The more I travel, the more I value WiFi as the most important in-flight amenity. Not to stream videos or surf the net, but I value the ability to stay connected and catch-up on work. So when an airline doesn’t offer any WiFi in today’s day and age, the flight automatically loses a few experience points. Korean Air is an airline that does not offer WiFi and I’m not surprised. The airline has learned to play to its strengths and technology is not one of them. However, where the airline lacks WiFi, it makes up with a wonderful selection of TV and movies. On this flight, I enjoyed the hilarious Rough Night with my favorite comedian Kate McKinnon. Who doesn’t love her Hilary impression?
After the meal service concluded, we had around 6.5 hours left in our flight leaving only just a few hours for me to get some rest. I asked for turndown service, went to change into the uber-soft PJ’s, and came back to a fully-flat bed with a fluffy mattress pad and plush duvet. Everything about their onboard bedding was outstanding and comfortable for every type of sleeper too. I got in about 5 hours of rest, just in time for the pre-arrival service.
The flight began its decent 45 minutes before landing, a bit earlier than normal. Unfortunately, weather in the Bay Area was not ideal and left us circling over the Pacific for a bit. We were cruising alongside a Cathay Pacific Boeing 777-300ER for about 10 minutes before it flew left into the clouds.
Landing is by far my favorite part of flying and I intently follow the flight pattern until touchdown. About 20 minutes before touchdown, I realized we were making our way through the North Bay and back over Oakland to land on 19L, which is incredibly rare for SFO. I was very excited for this approach and the crew touchdowned right on time in overcast and drizzly weather.
Here is something worth mentioning. Immediately after pulling into the gate, the flight attendants will block both aisles and the Business Class passengers from rushing to exit the plane until First Class has deplaned. They will ensure each First Class passenger has time to pack up their belongings without a hoard of people trying to squeeze behind you. It was such a luxurious and thoughtful touch.
Korean Air is an incredibly hard-working airline, perhaps, to a fault. The airline is intently focused on perfecting key touch points, like its meal service and flight attendant interactions, areas they know they can win. For example, I found the meal service was designed to perfection. However, it was also overkilled. Who needs to be eating for 2.5 hours? Instead of plating and serving each course, the airline could shave off 15 minutes by serving both dishes together. But, you can tell the airline is deeply passionate about its food and curating an over-the-top culinary journey with 4 different menus, an Espresso menu, freshly baked cookies, caviar service, and more. How about we put some of that effort into the ground experience, too?

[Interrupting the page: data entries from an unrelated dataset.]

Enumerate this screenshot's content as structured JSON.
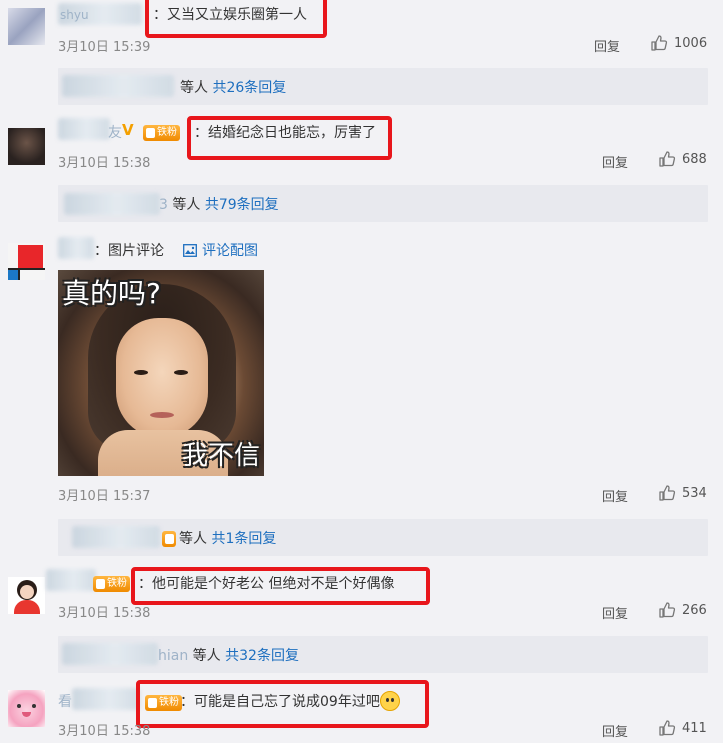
{
  "actions": {
    "reply_label": "回复"
  },
  "comments": [
    {
      "text": "：又当又立娱乐圈第一人",
      "date": "3月10日 15:39",
      "likes": "1006",
      "replies_suffix": "等人",
      "replies_link": "共26条回复",
      "name_partial": "shyu"
    },
    {
      "text": "：结婚纪念日也能忘，厉害了",
      "date": "3月10日 15:38",
      "likes": "688",
      "badge": "铁粉",
      "name_partial": "友",
      "replies_suffix": "等人",
      "replies_name_partial": "3",
      "replies_link": "共79条回复"
    },
    {
      "text": "：图片评论",
      "pic_link": "评论配图",
      "meme_top": "真的吗?",
      "meme_bottom": "我不信",
      "date": "3月10日 15:37",
      "likes": "534",
      "replies_suffix": "等人",
      "replies_link": "共1条回复"
    },
    {
      "text": "：他可能是个好老公 但绝对不是个好偶像",
      "date": "3月10日 15:38",
      "likes": "266",
      "badge": "铁粉",
      "replies_name_partial": "hian",
      "replies_suffix": "等人",
      "replies_link": "共32条回复"
    },
    {
      "text": "：可能是自己忘了说成09年过吧",
      "date": "3月10日 15:38",
      "likes": "411",
      "badge": "铁粉",
      "name_partial": "看"
    }
  ],
  "icons": {
    "like": "thumbs-up-icon",
    "picture": "image-icon",
    "emoji": "doge-emoji-icon"
  },
  "colors": {
    "link": "#1e6fbf",
    "highlight": "#e8161b",
    "badge": "#f08a00",
    "reply_background": "#e8e9ee"
  }
}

Korean Air is great about playing to its strengths. If they’re unable to offer the best product in the marketplace, they simply will do just enough to get by. This was most evident with their atrocious First Class lounge experience, lack of WiFi or advanced inflight technology, and simple seats. From check-in to inflight, you’ll recognize underdeveloped and overdeveloped areas.
Overall, I would fly Korean Air again in a heartbeat. Is it the best experience? No. Is it the worst? No. Is it of great value? Yes. When flying Korean Air, you can expect an outstanding inflight experience, easy point transfer options, and generous award availability. When it comes to award bookings, Korean Air is a solid redemption option and one anyone would enjoy.
As an International First Class passenger, you have access to International First Class and/or any Star Alliance member carrier’s lounges. As a Star Alliance Gold customer traveling in any class on Star Alliance Flights, you have access to any member airline lounge that displays the Star Alliance Gold logo at the entrance.
Albert spends his days thinking about traveling, and his nights, well, thinking about more traveling.